The result should be every line in the data below that carries the string "SkyMap".

┌─ Records for this exercise

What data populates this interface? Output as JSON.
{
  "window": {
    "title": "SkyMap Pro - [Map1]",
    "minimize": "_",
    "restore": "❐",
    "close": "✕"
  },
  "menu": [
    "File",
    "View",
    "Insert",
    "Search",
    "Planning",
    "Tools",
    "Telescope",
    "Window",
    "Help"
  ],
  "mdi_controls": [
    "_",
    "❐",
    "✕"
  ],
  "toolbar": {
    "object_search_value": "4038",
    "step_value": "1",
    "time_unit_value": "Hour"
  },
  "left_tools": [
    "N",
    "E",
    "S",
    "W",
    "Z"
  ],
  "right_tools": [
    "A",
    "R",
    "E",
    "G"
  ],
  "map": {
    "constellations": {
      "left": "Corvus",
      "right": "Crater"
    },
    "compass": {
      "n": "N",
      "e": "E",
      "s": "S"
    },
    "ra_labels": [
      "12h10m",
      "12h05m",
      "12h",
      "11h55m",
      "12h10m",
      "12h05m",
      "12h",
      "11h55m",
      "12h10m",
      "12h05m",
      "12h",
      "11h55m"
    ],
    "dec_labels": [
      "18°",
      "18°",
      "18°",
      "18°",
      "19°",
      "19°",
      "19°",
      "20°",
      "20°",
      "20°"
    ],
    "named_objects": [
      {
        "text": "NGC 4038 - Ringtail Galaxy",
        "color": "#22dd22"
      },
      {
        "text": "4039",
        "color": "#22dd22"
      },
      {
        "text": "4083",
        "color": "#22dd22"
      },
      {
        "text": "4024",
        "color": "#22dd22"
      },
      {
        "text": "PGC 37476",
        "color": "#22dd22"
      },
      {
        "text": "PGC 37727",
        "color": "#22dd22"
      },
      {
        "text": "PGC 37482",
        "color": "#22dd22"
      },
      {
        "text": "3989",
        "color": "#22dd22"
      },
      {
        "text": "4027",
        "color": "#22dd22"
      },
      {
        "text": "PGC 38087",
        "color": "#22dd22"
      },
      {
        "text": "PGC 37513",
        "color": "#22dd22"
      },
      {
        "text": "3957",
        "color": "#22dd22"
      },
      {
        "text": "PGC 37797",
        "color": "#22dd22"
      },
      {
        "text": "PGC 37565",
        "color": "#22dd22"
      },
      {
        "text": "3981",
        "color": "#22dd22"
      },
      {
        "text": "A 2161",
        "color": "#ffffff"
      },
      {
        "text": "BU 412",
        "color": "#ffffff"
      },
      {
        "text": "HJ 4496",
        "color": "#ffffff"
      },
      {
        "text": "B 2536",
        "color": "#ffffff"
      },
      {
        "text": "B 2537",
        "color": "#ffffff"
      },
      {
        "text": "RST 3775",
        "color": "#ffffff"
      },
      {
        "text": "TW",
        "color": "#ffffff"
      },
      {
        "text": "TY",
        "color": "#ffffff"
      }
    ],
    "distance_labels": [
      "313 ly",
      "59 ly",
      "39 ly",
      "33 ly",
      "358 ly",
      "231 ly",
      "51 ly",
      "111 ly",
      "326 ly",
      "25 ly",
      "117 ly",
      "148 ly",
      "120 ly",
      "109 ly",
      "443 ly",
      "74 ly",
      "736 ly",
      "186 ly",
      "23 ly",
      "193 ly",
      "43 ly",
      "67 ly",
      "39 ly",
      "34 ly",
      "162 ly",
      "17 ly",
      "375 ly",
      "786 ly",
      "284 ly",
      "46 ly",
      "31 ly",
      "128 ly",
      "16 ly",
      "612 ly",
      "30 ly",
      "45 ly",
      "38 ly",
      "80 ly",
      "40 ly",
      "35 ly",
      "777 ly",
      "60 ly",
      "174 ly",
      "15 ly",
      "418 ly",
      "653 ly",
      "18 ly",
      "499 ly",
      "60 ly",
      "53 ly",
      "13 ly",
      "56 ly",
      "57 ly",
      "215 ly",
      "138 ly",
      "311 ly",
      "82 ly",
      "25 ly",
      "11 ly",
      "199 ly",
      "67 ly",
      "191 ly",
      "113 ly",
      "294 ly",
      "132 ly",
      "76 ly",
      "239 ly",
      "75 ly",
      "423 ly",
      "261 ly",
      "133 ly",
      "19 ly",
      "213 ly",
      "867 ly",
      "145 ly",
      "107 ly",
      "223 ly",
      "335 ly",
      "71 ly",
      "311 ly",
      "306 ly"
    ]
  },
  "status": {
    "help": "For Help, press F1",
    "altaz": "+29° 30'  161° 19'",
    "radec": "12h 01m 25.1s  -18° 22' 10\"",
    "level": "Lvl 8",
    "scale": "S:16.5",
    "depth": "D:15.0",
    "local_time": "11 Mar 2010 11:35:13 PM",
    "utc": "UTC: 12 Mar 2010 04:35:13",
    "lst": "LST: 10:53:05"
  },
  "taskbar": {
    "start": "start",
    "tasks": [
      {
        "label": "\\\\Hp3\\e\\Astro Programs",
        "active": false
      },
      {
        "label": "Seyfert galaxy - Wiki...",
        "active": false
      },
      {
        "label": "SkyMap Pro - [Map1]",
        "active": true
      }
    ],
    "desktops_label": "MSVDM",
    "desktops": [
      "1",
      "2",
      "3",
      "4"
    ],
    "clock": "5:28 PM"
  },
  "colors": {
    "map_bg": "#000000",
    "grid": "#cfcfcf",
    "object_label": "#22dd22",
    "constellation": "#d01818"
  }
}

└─

= Solution to this task =
    "title": "SkyMap Pro - [Map1]",
        "label": "SkyMap Pro - [Map1]",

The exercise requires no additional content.